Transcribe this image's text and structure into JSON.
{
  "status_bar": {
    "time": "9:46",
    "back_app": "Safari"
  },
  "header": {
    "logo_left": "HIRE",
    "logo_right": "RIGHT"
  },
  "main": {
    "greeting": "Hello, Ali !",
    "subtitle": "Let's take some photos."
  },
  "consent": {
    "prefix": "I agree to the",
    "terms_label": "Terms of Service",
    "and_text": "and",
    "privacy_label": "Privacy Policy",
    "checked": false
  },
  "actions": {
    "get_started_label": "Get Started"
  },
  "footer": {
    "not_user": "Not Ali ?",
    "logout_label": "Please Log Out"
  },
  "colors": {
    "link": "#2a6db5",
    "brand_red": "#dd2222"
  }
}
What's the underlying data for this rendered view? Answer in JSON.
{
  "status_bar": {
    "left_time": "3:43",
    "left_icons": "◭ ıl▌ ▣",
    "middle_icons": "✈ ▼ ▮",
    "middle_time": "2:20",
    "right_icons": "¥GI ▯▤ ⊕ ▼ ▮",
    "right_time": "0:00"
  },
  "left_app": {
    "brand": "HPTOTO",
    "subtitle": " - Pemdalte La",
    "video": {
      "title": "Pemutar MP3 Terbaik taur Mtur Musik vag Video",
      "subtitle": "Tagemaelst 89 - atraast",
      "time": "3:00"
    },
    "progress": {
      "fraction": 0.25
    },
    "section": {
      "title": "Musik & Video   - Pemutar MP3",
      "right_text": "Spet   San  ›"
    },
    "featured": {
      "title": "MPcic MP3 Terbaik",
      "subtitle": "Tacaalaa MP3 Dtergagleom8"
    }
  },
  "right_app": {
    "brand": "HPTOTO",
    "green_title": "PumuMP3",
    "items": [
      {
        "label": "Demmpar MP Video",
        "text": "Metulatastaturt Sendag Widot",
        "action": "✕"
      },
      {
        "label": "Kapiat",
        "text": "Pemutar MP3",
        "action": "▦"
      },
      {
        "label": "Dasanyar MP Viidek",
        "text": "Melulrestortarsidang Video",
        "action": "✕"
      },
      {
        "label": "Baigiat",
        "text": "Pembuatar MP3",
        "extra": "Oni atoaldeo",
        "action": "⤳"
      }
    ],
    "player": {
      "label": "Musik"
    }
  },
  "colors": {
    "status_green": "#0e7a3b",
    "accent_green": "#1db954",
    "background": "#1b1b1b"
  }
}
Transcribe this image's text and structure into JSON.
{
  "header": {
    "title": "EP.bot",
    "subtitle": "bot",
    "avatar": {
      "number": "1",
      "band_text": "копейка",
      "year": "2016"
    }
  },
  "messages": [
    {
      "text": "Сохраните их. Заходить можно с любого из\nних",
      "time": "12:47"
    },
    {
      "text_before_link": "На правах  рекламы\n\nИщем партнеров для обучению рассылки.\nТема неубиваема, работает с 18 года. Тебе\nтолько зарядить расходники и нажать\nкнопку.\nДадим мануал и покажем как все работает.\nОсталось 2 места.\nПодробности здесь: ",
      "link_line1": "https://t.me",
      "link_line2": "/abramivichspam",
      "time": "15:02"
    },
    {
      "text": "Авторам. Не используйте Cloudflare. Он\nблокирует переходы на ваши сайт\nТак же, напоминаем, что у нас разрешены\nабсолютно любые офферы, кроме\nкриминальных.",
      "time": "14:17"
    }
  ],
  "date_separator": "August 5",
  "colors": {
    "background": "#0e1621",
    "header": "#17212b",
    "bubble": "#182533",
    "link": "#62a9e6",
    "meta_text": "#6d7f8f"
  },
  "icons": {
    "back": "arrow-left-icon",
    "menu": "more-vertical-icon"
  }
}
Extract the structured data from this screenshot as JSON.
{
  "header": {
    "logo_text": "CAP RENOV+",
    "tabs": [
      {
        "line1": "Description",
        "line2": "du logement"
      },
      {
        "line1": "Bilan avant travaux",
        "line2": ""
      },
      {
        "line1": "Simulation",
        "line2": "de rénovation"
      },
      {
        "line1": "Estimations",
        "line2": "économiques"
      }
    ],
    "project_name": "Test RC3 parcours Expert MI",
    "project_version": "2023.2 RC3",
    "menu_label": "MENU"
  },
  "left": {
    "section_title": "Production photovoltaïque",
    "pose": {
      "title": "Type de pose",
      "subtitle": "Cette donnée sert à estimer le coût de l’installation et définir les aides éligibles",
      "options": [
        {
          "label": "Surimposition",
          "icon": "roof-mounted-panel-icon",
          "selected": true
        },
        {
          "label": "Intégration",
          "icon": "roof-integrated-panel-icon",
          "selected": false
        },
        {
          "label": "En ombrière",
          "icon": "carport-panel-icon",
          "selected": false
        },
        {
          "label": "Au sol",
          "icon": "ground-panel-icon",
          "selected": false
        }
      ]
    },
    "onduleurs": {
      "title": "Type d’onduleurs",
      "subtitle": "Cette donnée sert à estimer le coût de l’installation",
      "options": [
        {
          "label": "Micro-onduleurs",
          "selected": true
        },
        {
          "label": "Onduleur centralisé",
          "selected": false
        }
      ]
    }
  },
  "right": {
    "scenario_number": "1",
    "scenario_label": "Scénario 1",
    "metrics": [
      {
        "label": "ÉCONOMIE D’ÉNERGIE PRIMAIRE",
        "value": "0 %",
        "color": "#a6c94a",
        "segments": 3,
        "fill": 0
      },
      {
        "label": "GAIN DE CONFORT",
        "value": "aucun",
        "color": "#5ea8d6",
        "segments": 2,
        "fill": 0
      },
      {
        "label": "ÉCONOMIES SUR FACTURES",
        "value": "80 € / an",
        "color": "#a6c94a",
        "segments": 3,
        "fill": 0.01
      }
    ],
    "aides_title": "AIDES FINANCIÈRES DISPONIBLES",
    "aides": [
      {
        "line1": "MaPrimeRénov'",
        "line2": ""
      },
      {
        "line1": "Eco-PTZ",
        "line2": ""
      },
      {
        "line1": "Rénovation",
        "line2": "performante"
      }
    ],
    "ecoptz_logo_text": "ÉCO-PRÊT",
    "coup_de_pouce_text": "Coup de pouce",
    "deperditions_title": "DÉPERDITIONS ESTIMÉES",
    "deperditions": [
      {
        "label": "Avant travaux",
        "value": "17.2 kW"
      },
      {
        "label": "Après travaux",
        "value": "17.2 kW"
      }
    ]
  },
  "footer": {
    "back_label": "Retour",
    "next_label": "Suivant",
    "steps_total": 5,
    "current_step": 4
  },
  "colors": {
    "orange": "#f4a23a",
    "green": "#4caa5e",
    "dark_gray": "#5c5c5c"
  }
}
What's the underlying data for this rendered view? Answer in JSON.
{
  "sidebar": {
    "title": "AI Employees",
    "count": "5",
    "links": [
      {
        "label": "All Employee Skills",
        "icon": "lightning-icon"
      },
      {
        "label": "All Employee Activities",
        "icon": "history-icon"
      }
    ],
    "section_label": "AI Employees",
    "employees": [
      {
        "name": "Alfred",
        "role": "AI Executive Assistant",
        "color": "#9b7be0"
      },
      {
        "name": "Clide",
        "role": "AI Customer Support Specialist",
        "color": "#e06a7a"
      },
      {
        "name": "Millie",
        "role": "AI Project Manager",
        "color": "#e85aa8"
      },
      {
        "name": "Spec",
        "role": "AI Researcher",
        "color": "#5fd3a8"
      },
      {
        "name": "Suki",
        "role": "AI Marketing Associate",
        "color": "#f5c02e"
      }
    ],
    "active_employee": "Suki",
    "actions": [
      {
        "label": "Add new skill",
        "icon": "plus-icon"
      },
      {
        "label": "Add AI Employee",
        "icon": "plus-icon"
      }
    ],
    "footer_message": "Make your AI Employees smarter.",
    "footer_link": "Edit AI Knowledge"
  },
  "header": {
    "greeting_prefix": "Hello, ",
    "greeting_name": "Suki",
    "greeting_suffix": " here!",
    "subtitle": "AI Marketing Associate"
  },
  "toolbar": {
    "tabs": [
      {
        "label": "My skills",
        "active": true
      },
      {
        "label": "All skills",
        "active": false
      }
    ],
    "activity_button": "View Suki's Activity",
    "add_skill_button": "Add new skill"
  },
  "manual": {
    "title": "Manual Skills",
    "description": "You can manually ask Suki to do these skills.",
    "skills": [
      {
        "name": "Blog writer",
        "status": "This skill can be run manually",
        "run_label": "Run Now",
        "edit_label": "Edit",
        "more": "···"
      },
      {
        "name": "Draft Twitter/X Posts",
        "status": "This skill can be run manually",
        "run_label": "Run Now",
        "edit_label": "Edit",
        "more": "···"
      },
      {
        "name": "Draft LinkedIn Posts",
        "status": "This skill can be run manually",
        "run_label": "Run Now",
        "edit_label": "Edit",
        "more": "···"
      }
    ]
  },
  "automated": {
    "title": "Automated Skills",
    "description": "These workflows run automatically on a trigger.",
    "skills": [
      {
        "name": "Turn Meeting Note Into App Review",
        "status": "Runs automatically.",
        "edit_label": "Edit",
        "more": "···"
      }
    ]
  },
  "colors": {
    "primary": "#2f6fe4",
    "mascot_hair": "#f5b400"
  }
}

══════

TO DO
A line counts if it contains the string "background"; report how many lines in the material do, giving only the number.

YOUR RESPONSE
2